The task: Copy all entries verbatim and keep any pictures out of the copy.
::::
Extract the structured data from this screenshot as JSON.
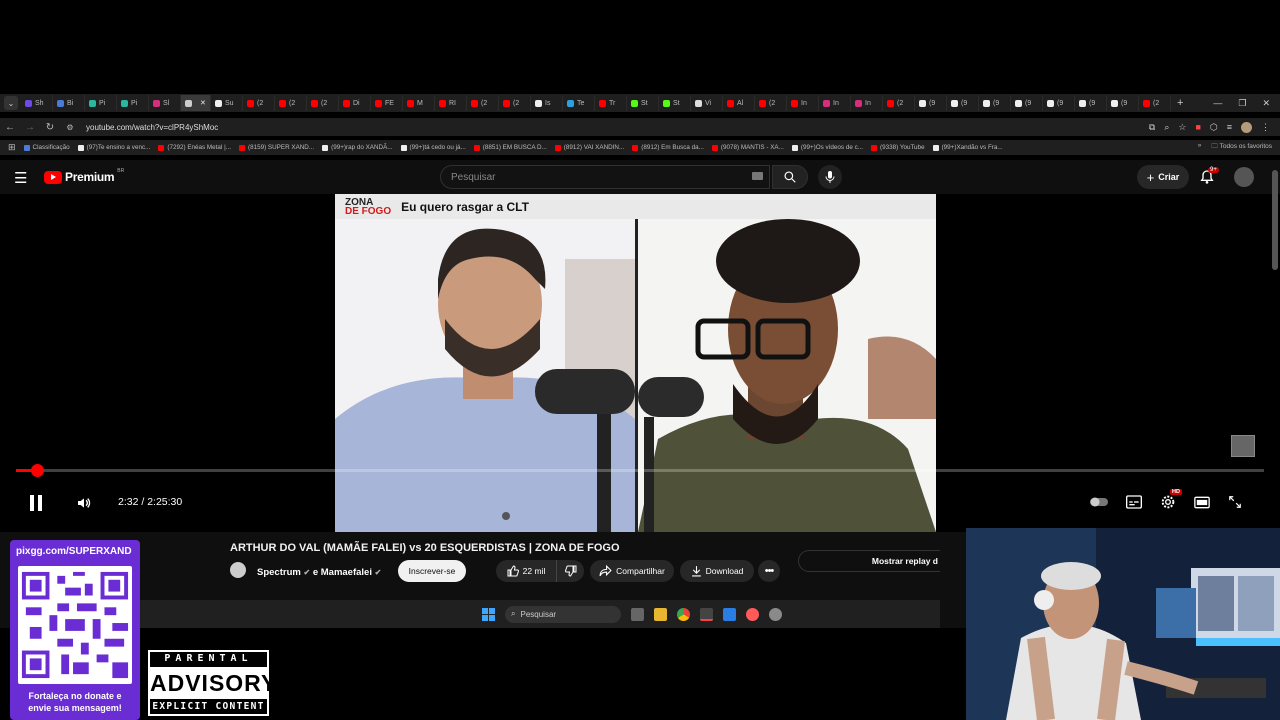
{
  "browser": {
    "tabs": [
      {
        "label": "Sh",
        "icon": "purple-s-icon",
        "color": "#6b4ce6"
      },
      {
        "label": "Bi",
        "icon": "blue-c-icon",
        "color": "#4a7bd8"
      },
      {
        "label": "Pi",
        "icon": "pix-icon",
        "color": "#2bb7a0"
      },
      {
        "label": "Pi",
        "icon": "pix-icon",
        "color": "#2bb7a0"
      },
      {
        "label": "Sl",
        "icon": "instagram-icon",
        "color": "#d6307c"
      },
      {
        "label": "",
        "icon": "speaker-icon",
        "color": "#cccccc",
        "active": true
      },
      {
        "label": "Su",
        "icon": "tiktok-icon",
        "color": "#eeeeee"
      },
      {
        "label": "(2",
        "icon": "youtube-icon",
        "color": "#ff0000"
      },
      {
        "label": "(2",
        "icon": "youtube-icon",
        "color": "#ff0000"
      },
      {
        "label": "(2",
        "icon": "youtube-icon",
        "color": "#ff0000"
      },
      {
        "label": "Di",
        "icon": "youtube-icon",
        "color": "#ff0000"
      },
      {
        "label": "FE",
        "icon": "youtube-icon",
        "color": "#ff0000"
      },
      {
        "label": "M",
        "icon": "youtube-icon",
        "color": "#ff0000"
      },
      {
        "label": "RI",
        "icon": "youtube-icon",
        "color": "#ff0000"
      },
      {
        "label": "(2",
        "icon": "youtube-icon",
        "color": "#ff0000"
      },
      {
        "label": "(2",
        "icon": "youtube-icon",
        "color": "#ff0000"
      },
      {
        "label": "Is",
        "icon": "tiktok-icon",
        "color": "#eeeeee"
      },
      {
        "label": "Te",
        "icon": "telegram-icon",
        "color": "#2aa3e0"
      },
      {
        "label": "Tr",
        "icon": "youtube-icon",
        "color": "#ff0000"
      },
      {
        "label": "St",
        "icon": "kick-icon",
        "color": "#53fc18"
      },
      {
        "label": "St",
        "icon": "kick-icon",
        "color": "#53fc18"
      },
      {
        "label": "Vi",
        "icon": "chrome-icon",
        "color": "#dddddd"
      },
      {
        "label": "Al",
        "icon": "youtube-icon",
        "color": "#ff0000"
      },
      {
        "label": "(2",
        "icon": "youtube-icon",
        "color": "#ff0000"
      },
      {
        "label": "In",
        "icon": "youtube-icon",
        "color": "#ff0000"
      },
      {
        "label": "In",
        "icon": "instagram-icon",
        "color": "#d6307c"
      },
      {
        "label": "In",
        "icon": "instagram-icon",
        "color": "#d6307c"
      },
      {
        "label": "(2",
        "icon": "youtube-icon",
        "color": "#ff0000"
      },
      {
        "label": "(9",
        "icon": "tiktok-icon",
        "color": "#eeeeee"
      },
      {
        "label": "(9",
        "icon": "tiktok-icon",
        "color": "#eeeeee"
      },
      {
        "label": "(9",
        "icon": "tiktok-icon",
        "color": "#eeeeee"
      },
      {
        "label": "(9",
        "icon": "tiktok-icon",
        "color": "#eeeeee"
      },
      {
        "label": "(9",
        "icon": "tiktok-icon",
        "color": "#eeeeee"
      },
      {
        "label": "(9",
        "icon": "tiktok-icon",
        "color": "#eeeeee"
      },
      {
        "label": "(9",
        "icon": "tiktok-icon",
        "color": "#eeeeee"
      },
      {
        "label": "(2",
        "icon": "youtube-icon",
        "color": "#ff0000"
      }
    ],
    "url": "youtube.com/watch?v=clPR4yShMoc",
    "bookmarks": [
      {
        "label": "Classificação",
        "color": "#4a7bd8"
      },
      {
        "label": "(97)Te ensino a venc...",
        "color": "#eeeeee"
      },
      {
        "label": "(7292) Enéas Metal |...",
        "color": "#ff0000"
      },
      {
        "label": "(8159) SUPER XAND...",
        "color": "#ff0000"
      },
      {
        "label": "(99+)rap do XANDÃ...",
        "color": "#eeeeee"
      },
      {
        "label": "(99+)tá cedo ou já...",
        "color": "#eeeeee"
      },
      {
        "label": "(8851) EM BUSCA D...",
        "color": "#ff0000"
      },
      {
        "label": "(8912) VAI XANDIN...",
        "color": "#ff0000"
      },
      {
        "label": "(8912) Em Busca da...",
        "color": "#ff0000"
      },
      {
        "label": "(9078) MANTIS - XA...",
        "color": "#ff0000"
      },
      {
        "label": "(99+)Os vídeos de c...",
        "color": "#eeeeee"
      },
      {
        "label": "(9338) YouTube",
        "color": "#ff0000"
      },
      {
        "label": "(99+)Xandão vs Fra...",
        "color": "#eeeeee"
      }
    ],
    "all_bookmarks_label": "Todos os favoritos"
  },
  "youtube": {
    "logo_text": "Premium",
    "country_code": "BR",
    "search_placeholder": "Pesquisar",
    "create_label": "Criar",
    "notif_count": "9+"
  },
  "video": {
    "overlay_brand_top": "ZONA",
    "overlay_brand_bottom": "DE FOGO",
    "overlay_caption": "Eu quero rasgar a CLT",
    "progress_fraction": 0.017,
    "time_current": "2:32",
    "time_total": "2:25:30",
    "quality_badge": "HD",
    "title": "ARTHUR DO VAL (MAMÃE FALEI) vs 20 ESQUERDISTAS | ZONA DE FOGO",
    "channel_1": "Spectrum",
    "channel_joiner": "e",
    "channel_2": "Mamaefalei",
    "subscribe_label": "Inscrever-se",
    "likes": "22 mil",
    "share_label": "Compartilhar",
    "download_label": "Download",
    "replay_label": "Mostrar replay d"
  },
  "taskbar": {
    "search_placeholder": "Pesquisar"
  },
  "overlay": {
    "pix_url": "pixgg.com/SUPERXAND",
    "pix_message_line1": "Fortaleça no donate e",
    "pix_message_line2": "envie sua mensagem!",
    "advisory_top": "PARENTAL",
    "advisory_mid": "ADVISORY",
    "advisory_bottom": "EXPLICIT CONTENT"
  },
  "colors": {
    "accent_red": "#ff0000",
    "yt_bg": "#0f0f0f",
    "pix_purple": "#6a2dd4"
  }
}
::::
Answer:
Extract the structured data from this screenshot as JSON.
{
  "browser": {
    "tabs": [
      {
        "label": "Sh",
        "icon": "purple-s-icon",
        "color": "#6b4ce6"
      },
      {
        "label": "Bi",
        "icon": "blue-c-icon",
        "color": "#4a7bd8"
      },
      {
        "label": "Pi",
        "icon": "pix-icon",
        "color": "#2bb7a0"
      },
      {
        "label": "Pi",
        "icon": "pix-icon",
        "color": "#2bb7a0"
      },
      {
        "label": "Sl",
        "icon": "instagram-icon",
        "color": "#d6307c"
      },
      {
        "label": "",
        "icon": "speaker-icon",
        "color": "#cccccc",
        "active": true
      },
      {
        "label": "Su",
        "icon": "tiktok-icon",
        "color": "#eeeeee"
      },
      {
        "label": "(2",
        "icon": "youtube-icon",
        "color": "#ff0000"
      },
      {
        "label": "(2",
        "icon": "youtube-icon",
        "color": "#ff0000"
      },
      {
        "label": "(2",
        "icon": "youtube-icon",
        "color": "#ff0000"
      },
      {
        "label": "Di",
        "icon": "youtube-icon",
        "color": "#ff0000"
      },
      {
        "label": "FE",
        "icon": "youtube-icon",
        "color": "#ff0000"
      },
      {
        "label": "M",
        "icon": "youtube-icon",
        "color": "#ff0000"
      },
      {
        "label": "RI",
        "icon": "youtube-icon",
        "color": "#ff0000"
      },
      {
        "label": "(2",
        "icon": "youtube-icon",
        "color": "#ff0000"
      },
      {
        "label": "(2",
        "icon": "youtube-icon",
        "color": "#ff0000"
      },
      {
        "label": "Is",
        "icon": "tiktok-icon",
        "color": "#eeeeee"
      },
      {
        "label": "Te",
        "icon": "telegram-icon",
        "color": "#2aa3e0"
      },
      {
        "label": "Tr",
        "icon": "youtube-icon",
        "color": "#ff0000"
      },
      {
        "label": "St",
        "icon": "kick-icon",
        "color": "#53fc18"
      },
      {
        "label": "St",
        "icon": "kick-icon",
        "color": "#53fc18"
      },
      {
        "label": "Vi",
        "icon": "chrome-icon",
        "color": "#dddddd"
      },
      {
        "label": "Al",
        "icon": "youtube-icon",
        "color": "#ff0000"
      },
      {
        "label": "(2",
        "icon": "youtube-icon",
        "color": "#ff0000"
      },
      {
        "label": "In",
        "icon": "youtube-icon",
        "color": "#ff0000"
      },
      {
        "label": "In",
        "icon": "instagram-icon",
        "color": "#d6307c"
      },
      {
        "label": "In",
        "icon": "instagram-icon",
        "color": "#d6307c"
      },
      {
        "label": "(2",
        "icon": "youtube-icon",
        "color": "#ff0000"
      },
      {
        "label": "(9",
        "icon": "tiktok-icon",
        "color": "#eeeeee"
      },
      {
        "label": "(9",
        "icon": "tiktok-icon",
        "color": "#eeeeee"
      },
      {
        "label": "(9",
        "icon": "tiktok-icon",
        "color": "#eeeeee"
      },
      {
        "label": "(9",
        "icon": "tiktok-icon",
        "color": "#eeeeee"
      },
      {
        "label": "(9",
        "icon": "tiktok-icon",
        "color": "#eeeeee"
      },
      {
        "label": "(9",
        "icon": "tiktok-icon",
        "color": "#eeeeee"
      },
      {
        "label": "(9",
        "icon": "tiktok-icon",
        "color": "#eeeeee"
      },
      {
        "label": "(2",
        "icon": "youtube-icon",
        "color": "#ff0000"
      }
    ],
    "url": "youtube.com/watch?v=clPR4yShMoc",
    "bookmarks": [
      {
        "label": "Classificação",
        "color": "#4a7bd8"
      },
      {
        "label": "(97)Te ensino a venc...",
        "color": "#eeeeee"
      },
      {
        "label": "(7292) Enéas Metal |...",
        "color": "#ff0000"
      },
      {
        "label": "(8159) SUPER XAND...",
        "color": "#ff0000"
      },
      {
        "label": "(99+)rap do XANDÃ...",
        "color": "#eeeeee"
      },
      {
        "label": "(99+)tá cedo ou já...",
        "color": "#eeeeee"
      },
      {
        "label": "(8851) EM BUSCA D...",
        "color": "#ff0000"
      },
      {
        "label": "(8912) VAI XANDIN...",
        "color": "#ff0000"
      },
      {
        "label": "(8912) Em Busca da...",
        "color": "#ff0000"
      },
      {
        "label": "(9078) MANTIS - XA...",
        "color": "#ff0000"
      },
      {
        "label": "(99+)Os vídeos de c...",
        "color": "#eeeeee"
      },
      {
        "label": "(9338) YouTube",
        "color": "#ff0000"
      },
      {
        "label": "(99+)Xandão vs Fra...",
        "color": "#eeeeee"
      }
    ],
    "all_bookmarks_label": "Todos os favoritos"
  },
  "youtube": {
    "logo_text": "Premium",
    "country_code": "BR",
    "search_placeholder": "Pesquisar",
    "create_label": "Criar",
    "notif_count": "9+"
  },
  "video": {
    "overlay_brand_top": "ZONA",
    "overlay_brand_bottom": "DE FOGO",
    "overlay_caption": "Eu quero rasgar a CLT",
    "progress_fraction": 0.017,
    "time_current": "2:32",
    "time_total": "2:25:30",
    "quality_badge": "HD",
    "title": "ARTHUR DO VAL (MAMÃE FALEI) vs 20 ESQUERDISTAS | ZONA DE FOGO",
    "channel_1": "Spectrum",
    "channel_joiner": "e",
    "channel_2": "Mamaefalei",
    "subscribe_label": "Inscrever-se",
    "likes": "22 mil",
    "share_label": "Compartilhar",
    "download_label": "Download",
    "replay_label": "Mostrar replay d"
  },
  "taskbar": {
    "search_placeholder": "Pesquisar"
  },
  "overlay": {
    "pix_url": "pixgg.com/SUPERXAND",
    "pix_message_line1": "Fortaleça no donate e",
    "pix_message_line2": "envie sua mensagem!",
    "advisory_top": "PARENTAL",
    "advisory_mid": "ADVISORY",
    "advisory_bottom": "EXPLICIT CONTENT"
  },
  "colors": {
    "accent_red": "#ff0000",
    "yt_bg": "#0f0f0f",
    "pix_purple": "#6a2dd4"
  }
}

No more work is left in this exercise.